• Work request: Set down a faithful copy of every record, and skip the pictures in it.

[Website and app data records]

- - -

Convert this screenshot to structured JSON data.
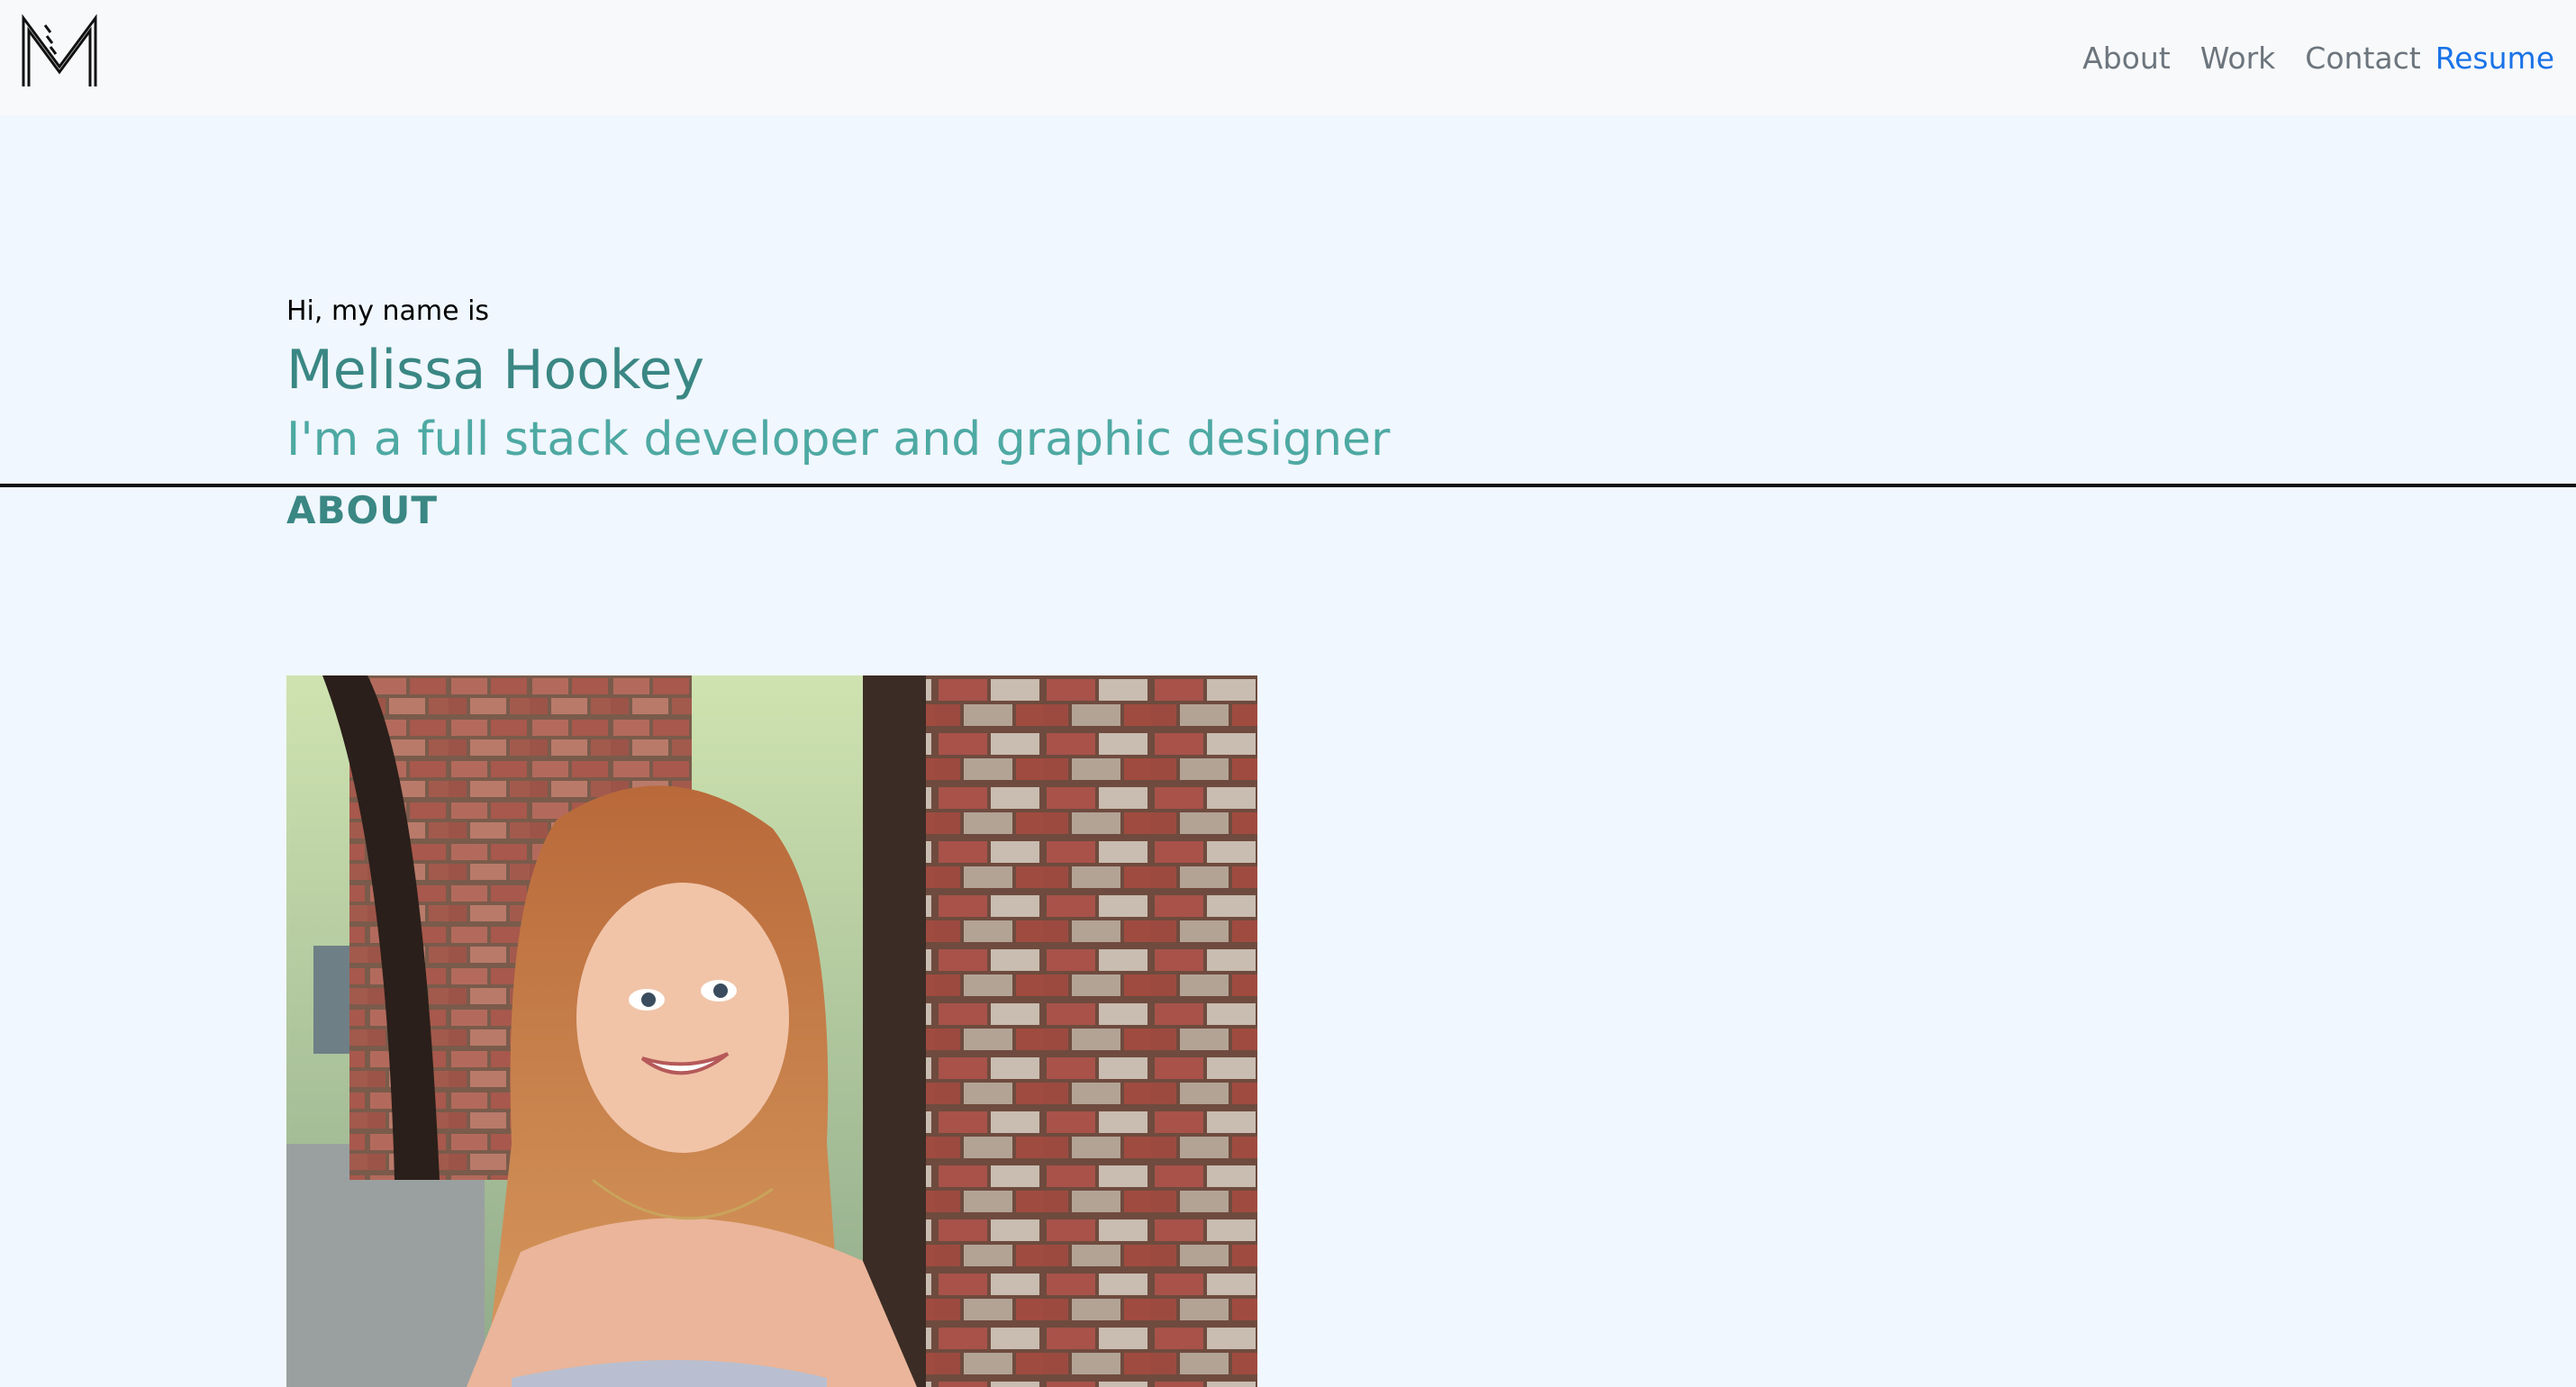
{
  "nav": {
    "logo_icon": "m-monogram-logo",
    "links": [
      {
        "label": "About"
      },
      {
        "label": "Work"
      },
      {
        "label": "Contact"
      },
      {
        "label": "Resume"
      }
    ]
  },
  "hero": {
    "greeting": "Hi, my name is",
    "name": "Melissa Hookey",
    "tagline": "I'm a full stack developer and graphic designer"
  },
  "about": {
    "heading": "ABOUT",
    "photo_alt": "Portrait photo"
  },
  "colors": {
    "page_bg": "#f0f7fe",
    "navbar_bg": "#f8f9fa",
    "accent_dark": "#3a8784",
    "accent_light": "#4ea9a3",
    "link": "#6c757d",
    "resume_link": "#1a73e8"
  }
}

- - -

• Answer section:
Convert this screenshot to structured JSON data.
{
  "nav": {
    "logo_icon": "m-monogram-logo",
    "links": [
      {
        "label": "About"
      },
      {
        "label": "Work"
      },
      {
        "label": "Contact"
      },
      {
        "label": "Resume"
      }
    ]
  },
  "hero": {
    "greeting": "Hi, my name is",
    "name": "Melissa Hookey",
    "tagline": "I'm a full stack developer and graphic designer"
  },
  "about": {
    "heading": "ABOUT",
    "photo_alt": "Portrait photo"
  },
  "colors": {
    "page_bg": "#f0f7fe",
    "navbar_bg": "#f8f9fa",
    "accent_dark": "#3a8784",
    "accent_light": "#4ea9a3",
    "link": "#6c757d",
    "resume_link": "#1a73e8"
  }
}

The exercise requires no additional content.